Adams gained her love of the outdoors from her father who took Harriet riding and walking in the mountains. Aged fourteen she accompanied her father on a yearlong trip by horse through the Mexican border-lands. Even after marriage, Harriet visited all of the ruins of the Aztecs and Mayans, many only recently discovered in the forests in Mexico. Wanting to document their travels, Harriet learned to take photographs. It would be her stunning photos and ability to enthral audiences with her experiences which would turn Adams into one of the foremost explorers of her day. She is best known for her South American explorations, but she also visited Asia and, on the outbreak of the First World War, became a war correspondent. Since the Geographical Society did not allow women to be full members, she helped found, and served as first president of, The Society of Woman Geographers.
15. Romantic Traveller- Freya Star
In her obituary, Freya Stark was called ‘the last of the Romantic travelers.’ This reputation has cemented her position as one of the best loved travel writers in English, and her long life held plenty of adventure. Her early life was spent in Italy. Her travelling life began in the late 1920s, and she was a restless soul from then on. She became the first European woman to enter Luristan, in Iran. In the mountains, she mapped out the area for westerners for the first time and saw the ruined castles of the Assassins.
16. Professional Adventurer and Writer- Kira Salak

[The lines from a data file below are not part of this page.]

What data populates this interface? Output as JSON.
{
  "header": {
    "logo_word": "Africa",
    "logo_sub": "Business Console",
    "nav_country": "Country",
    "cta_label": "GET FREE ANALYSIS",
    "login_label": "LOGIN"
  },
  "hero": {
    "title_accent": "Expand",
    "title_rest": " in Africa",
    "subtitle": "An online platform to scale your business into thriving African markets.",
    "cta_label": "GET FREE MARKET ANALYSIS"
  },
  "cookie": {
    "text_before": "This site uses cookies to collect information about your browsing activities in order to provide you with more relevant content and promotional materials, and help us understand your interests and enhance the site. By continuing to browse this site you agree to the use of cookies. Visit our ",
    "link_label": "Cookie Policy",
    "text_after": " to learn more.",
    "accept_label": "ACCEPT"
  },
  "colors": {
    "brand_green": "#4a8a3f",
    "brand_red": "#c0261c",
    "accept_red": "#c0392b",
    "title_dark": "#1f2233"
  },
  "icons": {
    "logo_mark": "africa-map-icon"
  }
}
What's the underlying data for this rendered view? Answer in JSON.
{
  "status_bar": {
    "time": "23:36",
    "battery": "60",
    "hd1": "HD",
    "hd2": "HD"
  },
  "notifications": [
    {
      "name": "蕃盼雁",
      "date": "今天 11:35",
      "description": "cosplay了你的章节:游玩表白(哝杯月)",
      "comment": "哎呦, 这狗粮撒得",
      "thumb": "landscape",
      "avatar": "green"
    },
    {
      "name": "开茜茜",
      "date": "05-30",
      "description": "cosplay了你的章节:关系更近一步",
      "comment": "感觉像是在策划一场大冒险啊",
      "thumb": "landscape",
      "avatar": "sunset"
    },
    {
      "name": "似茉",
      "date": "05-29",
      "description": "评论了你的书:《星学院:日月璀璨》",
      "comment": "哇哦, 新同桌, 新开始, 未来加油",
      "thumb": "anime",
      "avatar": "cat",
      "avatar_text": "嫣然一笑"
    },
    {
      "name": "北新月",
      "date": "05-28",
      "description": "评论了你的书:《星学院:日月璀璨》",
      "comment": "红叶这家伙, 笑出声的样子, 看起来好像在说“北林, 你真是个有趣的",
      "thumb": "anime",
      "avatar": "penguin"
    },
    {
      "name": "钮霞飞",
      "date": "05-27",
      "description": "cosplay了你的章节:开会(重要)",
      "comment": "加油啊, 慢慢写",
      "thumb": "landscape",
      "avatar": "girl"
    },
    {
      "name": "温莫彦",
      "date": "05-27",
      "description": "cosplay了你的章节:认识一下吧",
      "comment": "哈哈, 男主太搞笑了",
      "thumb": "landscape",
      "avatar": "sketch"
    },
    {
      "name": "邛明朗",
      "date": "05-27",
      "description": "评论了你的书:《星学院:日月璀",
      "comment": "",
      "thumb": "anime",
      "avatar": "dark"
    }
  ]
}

Here is a new age story of a woman who, though not born in the golden age of travel for woman, but made the most of the resources. Kira Salak is a writer and professional adventurer. After graduating with a PhD in literature and travel writing, she traversed Papua New Guinea. This experience she turned into the book "Four Corners". Since then, she has written numerous articles and visited Peru, Iran, Bhutan, Mali, Libya and Burma, amongst others. Her most daring exploit was in the Congo on the trail of mountain gorillas. Salak was smuggled into the country by Ukrainian gun runners.
17. Dinosaur Hunter, Marine Archaeologist and Adventurer- Sue Hendrickson
Sue Hendrickson is best known for discovering the world’s most complete T. Rex skeleton, which lives in the Field Museum and bears her name. But she was an explorer long before that. She dropped ourt of high school at the age of 17, went on to become a professional diver, where she collected tropical fish to sell to pet stores in Florida. From there she got into salvage diving, retrieving materials from capsized cargo freighters and exploring shipwrecks in the Dominican Republic. That led her up to the Dominican mountains, where she discovered half of the world’s total collection of perfectly amber-preserved 23-million year old butterflies.
18. Botanist and Traveller- Ynes Mexia
Ynes Mexia got into the explorer game late. At the ripe age of 51, she enrolled in Botany classes at UC Berkeley in 1921. Only four years later she had begun accompanying professors and curators on collecting trips around the world, and soon she was organizing her own expeditions. She travelled alone to Mexico, Alaska, South America and sent specimens back to UC Berkeley and the United States Department of Agriculture. Over the course of her thirteen-year career, she collected 145,000 plant specimens, more than any other female botanist. Five hundred of these turned out to be new species, which just goes to show that it’s never too late to start trying to get on this list.
19. First African American Aviator- Bessie Coleman
Bessie Coleman, hailing from an impoverished family, fought and defied all the social norms with a little aid and help from World War I pilots, went on to become an aviator. She took night classes in French as she was turned down by all American Aviation Schools. Her dedication led her to become the first African-American female pilot in history, and the first African-American of either gender to earn an international pilot’s license. After another stint in France to learn stunts, Coleman returned to the United States, where she gained renown and respect through her barnstorming air shows.
As we see, history is replete with examples of ordinary woman carrying out extraordinary explorations. If they can, so can you!
What are you waiting for?